1918 Chevrolet One-Ton, or Model T. Images courtesy Chevrolet.
In January 1918, Chevrolet introduced its first purpose-built truck models (in half-ton and one-ton ratings) aimed at commercial buyers. A century later, pickups are a mainstay of Chevrolet’s domestic business, and in celebration of the milestone anniversary, Rich Scheer, director of exterior design for Chevy trucks, has named the 10 most influential truck designs from the brand.
The 1918 One-Ton, or Model T (disregarding Ford’s automobile with the same name), was Chevrolet’s first purpose-built truck, inspired by the no-frills vehicles used to transport components and goods within manufacturing plants. Powered by a 224-cu.in. “FA” four-cylinder engine rated at 37 horsepower, the worm-drive truck could be ordered as a bare chassis for $1,325; as an open-top Flare Board Express for $1,460; or as a covered-top Eight Post Curtain Top for $1,545. In its debut year on the market, Chevrolet produced 359 Model T trucks, along with 520 Model 490 half-ton models.
1929 Chevrolet International Series.
In 1929, Chevrolet debuted the International Series trucks, with ratings from a half-ton to a ton-and-a-half. While the big news in AC half-ton models was the debut of Chevrolet’s inline six-cylinder engine (advertised as “A Six in the price range of the Four”), Scheer points to another milestone on select International Series models: the availability of a closed cab, extending the opportunity for interior design from cars to trucks. Externally, color began to play more of a role in truck design (and sales), with Scheer admitting, “The color combinations on Chevrolet cars and trucks from this period are still something I love today.”
1938 Chevrolet Half-Ton.
The 1938 Chevrolet Half-Ton was reportedly the first model designed by the Art and Colour department, under the leadership of Harley Earl. It also represents the first time that truck design branched off from automotive design, giving the former its own identity. Proportionally, the half-ton models were lower and longer than previous models, with an emphasis on style seen in the new grille and swept fenders.

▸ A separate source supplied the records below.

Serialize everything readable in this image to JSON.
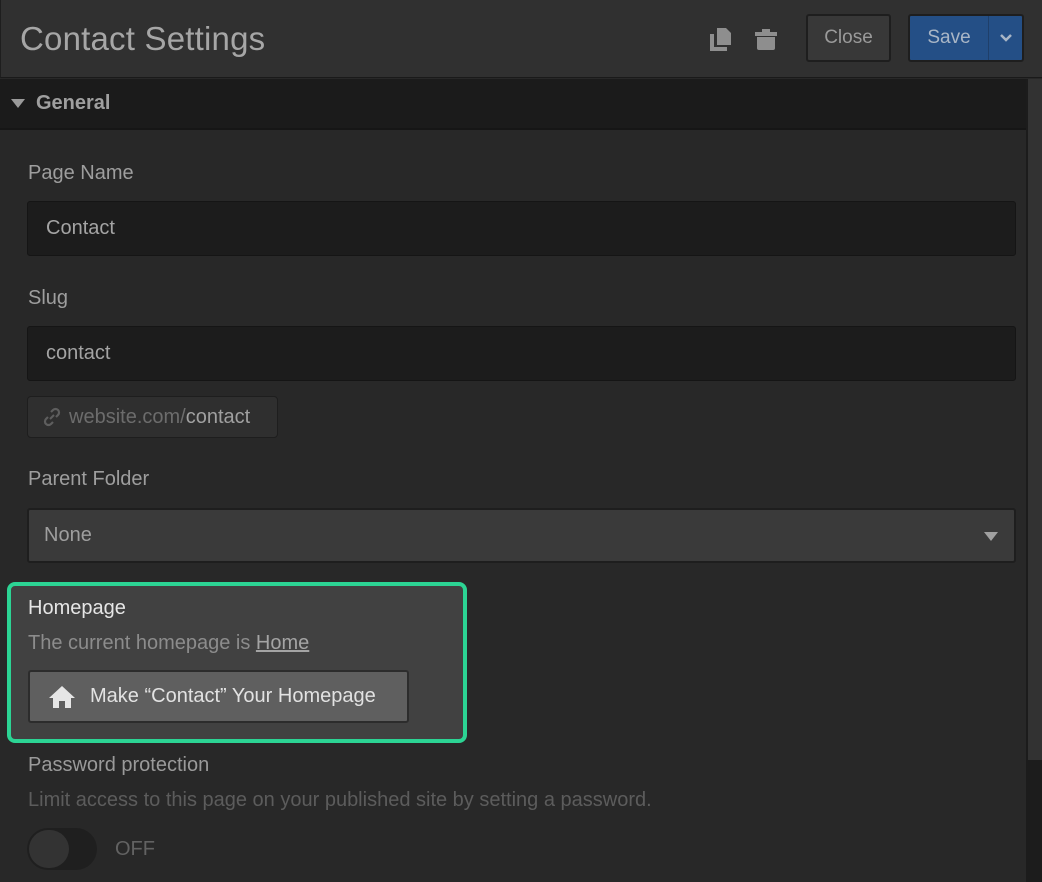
{
  "header": {
    "title": "Contact Settings",
    "icons": [
      "duplicate-icon",
      "trash-icon"
    ],
    "close_label": "Close",
    "save_label": "Save"
  },
  "section": {
    "title": "General",
    "expanded": true
  },
  "fields": {
    "page_name": {
      "label": "Page Name",
      "value": "Contact"
    },
    "slug": {
      "label": "Slug",
      "value": "contact"
    },
    "url_preview": {
      "base": "website.com/",
      "slug": "contact"
    },
    "parent_folder": {
      "label": "Parent Folder",
      "selected": "None"
    }
  },
  "homepage": {
    "label": "Homepage",
    "description_prefix": "The current homepage is ",
    "current_homepage_link": "Home",
    "make_homepage_button": "Make “Contact” Your Homepage",
    "highlight_color": "#2cd494"
  },
  "password": {
    "label": "Password protection",
    "description": "Limit access to this page on your published site by setting a password.",
    "toggle_state": "OFF"
  },
  "colors": {
    "save_button": "#244f86",
    "highlight": "#2cd494"
  }
}
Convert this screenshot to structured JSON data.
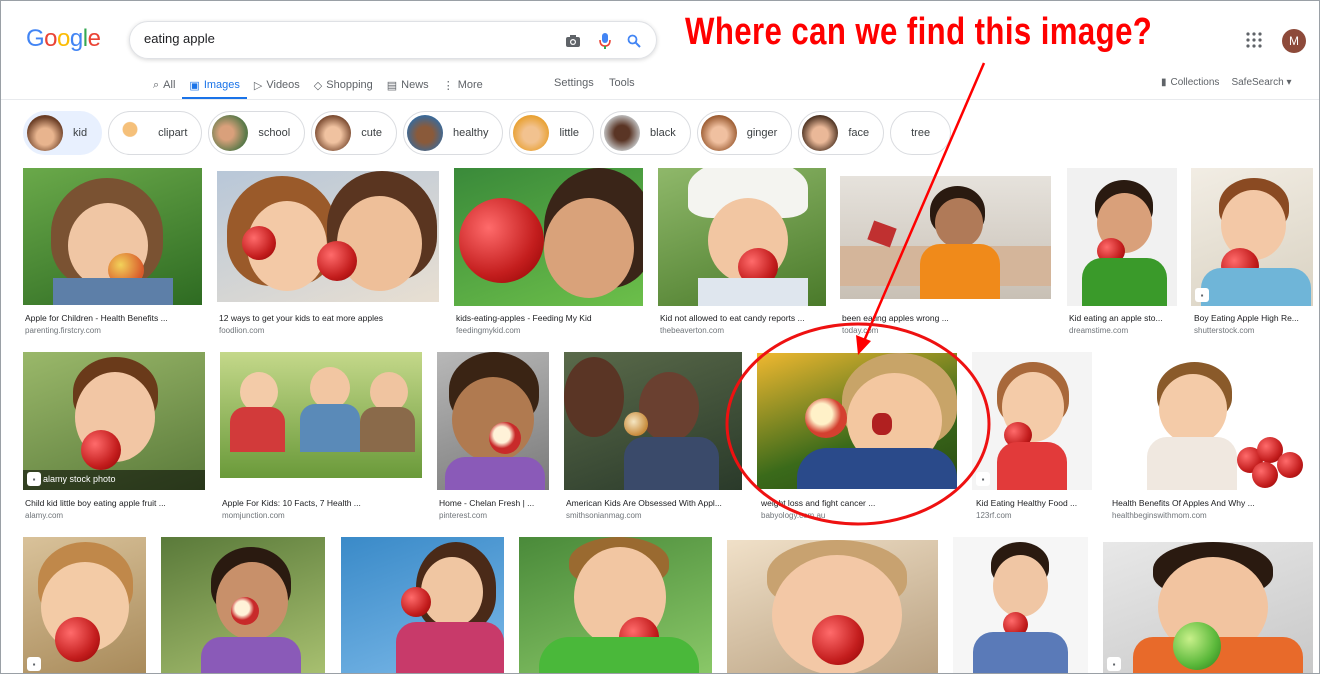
{
  "logo": [
    "G",
    "o",
    "o",
    "g",
    "l",
    "e"
  ],
  "search": {
    "value": "eating apple"
  },
  "tabs": [
    {
      "label": "All",
      "icon": "search-icon"
    },
    {
      "label": "Images",
      "icon": "image-icon"
    },
    {
      "label": "Videos",
      "icon": "video-icon"
    },
    {
      "label": "Shopping",
      "icon": "tag-icon"
    },
    {
      "label": "News",
      "icon": "news-icon"
    },
    {
      "label": "More",
      "icon": "more-vert-icon"
    }
  ],
  "settings_label": "Settings",
  "tools_label": "Tools",
  "collections_label": "Collections",
  "safesearch_label": "SafeSearch ▾",
  "avatar_letter": "M",
  "annotation": "Where can we find this image?",
  "chips": [
    "kid",
    "clipart",
    "school",
    "cute",
    "healthy",
    "little",
    "black",
    "ginger",
    "face",
    "tree"
  ],
  "row1": [
    {
      "caption": "Apple for Children - Health Benefits ...",
      "source": "parenting.firstcry.com"
    },
    {
      "caption": "12 ways to get your kids to eat more apples",
      "source": "foodlion.com"
    },
    {
      "caption": "kids-eating-apples - Feeding My Kid",
      "source": "feedingmykid.com"
    },
    {
      "caption": "Kid not allowed to eat candy reports ...",
      "source": "thebeaverton.com"
    },
    {
      "caption": "been eating apples wrong ...",
      "source": "today.com"
    },
    {
      "caption": "Kid eating an apple sto...",
      "source": "dreamstime.com"
    },
    {
      "caption": "Boy Eating Apple High Re...",
      "source": "shutterstock.com"
    }
  ],
  "row2": [
    {
      "caption": "Child kid little boy eating apple fruit ...",
      "source": "alamy.com",
      "overlay": "alamy stock photo"
    },
    {
      "caption": "Apple For Kids: 10 Facts, 7 Health ...",
      "source": "momjunction.com"
    },
    {
      "caption": "Home - Chelan Fresh | ...",
      "source": "pinterest.com"
    },
    {
      "caption": "American Kids Are Obsessed With Appl...",
      "source": "smithsonianmag.com"
    },
    {
      "caption": "weight loss and fight cancer ...",
      "source": "babyology.com.au"
    },
    {
      "caption": "Kid Eating Healthy Food ...",
      "source": "123rf.com"
    },
    {
      "caption": "Health Benefits Of Apples And Why ...",
      "source": "healthbeginswithmom.com"
    }
  ],
  "colors": {
    "annotation": "#ff0000",
    "accent": "#1a73e8"
  }
}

1947 Chevrolet 3100.
Scheer calls the 1947 3100-series pickups “one of the most iconic designs in automotive history,” saying, “when you mention a vintage Chevy truck, I think almost everyone will picture this model in their mind.” True or not, the Advance Design pickups swapped the previous models’ waterfall grille (with horizontal ornamentation) for a distinctive five-bar grille that would go on to become a signature of the brand’s trucks. Fenders were now integrated into the overall design, pushing headlamps out to the widest part of the vehicle. “The cab that breathes,” helped boost Chevrolet truck sales from 171,618 in 1946 to 259,533 in 1947.
1955 Chevrolet Cameo Carrier.
The 1955 model year saw a significant redesign of trucks under the bowtie brand, including the introduction of the 3124-series Cameo Carrier, Chevy’s first Fleetside model and an attempt at making trucks more desirable to the masses. Based upon a standard 3100-series pickup, the Cameo added bolt-on fiberglass quarter panels, widening the bed exterior to the dimensions of the cab itself. An accent line carried over from the cab as well, extending down the length of the bed, which also featured finned taillamps. Perhaps the first pickup styled from bumper to bumper, just 5,220 Cameo models were built in the truck’s debut year.
1967 Chevrolet C10 Fleetside.
The 1967 C10 Fleetside pickup was “the first truck I really fell in love with,” according to Scheer, and with good reason: Period advertising called the 1967 truck line “the most significant cab and sheet-metal styling change in Chevrolet history.” Once again, Chevy was pitching trucks as an alternative to automobiles, particularly for those who camped, fished, hunted, or otherwise enjoyed the outdoors. Style elements included a pronounced shoulder line that runs from the cab down the bed, slightly flared fenders, and a horizontal grille bar, sporting the Chevrolet bowtie, that connects the headlamps and remains a feature of Chevy truck design to this day.
1973 Chevrolet C30 One-Ton Dually.
In 1973, Chevy introduced its C30 One-Ton Dually, which Scheer describes as “the first crew cab dually to market,” and, “the first modern heavy-duty truck.” Its design reflected the demands of buyers for added versatility and capability, either for towing heavy equipment during the week, a large fifth-wheel travel trailer on weekends or some combination of the two.
1988 Chevrolet K1500.
The 1988 C/K1500 was the brand’s first truck designed with aerodynamics in mind. Inside, the instrument panel (housed in its own rectangular pod) was equally contemporary, and Scheer describes the model as looking “modern and sophisticated,” even today.
1999 Silverado 1500
2007 Silverado 1500
The 1999 Silverado 1500 debuted the now-common Silverado nameplate, and with it, elements of front-end design that carry over to Chevy trucks today. Finally, the 2007 Silverado 1500 rounds out Scheer’s list, picked for its exaggerated fender flares and distinctive front and rear styling that brings back the “tough truck” appearance.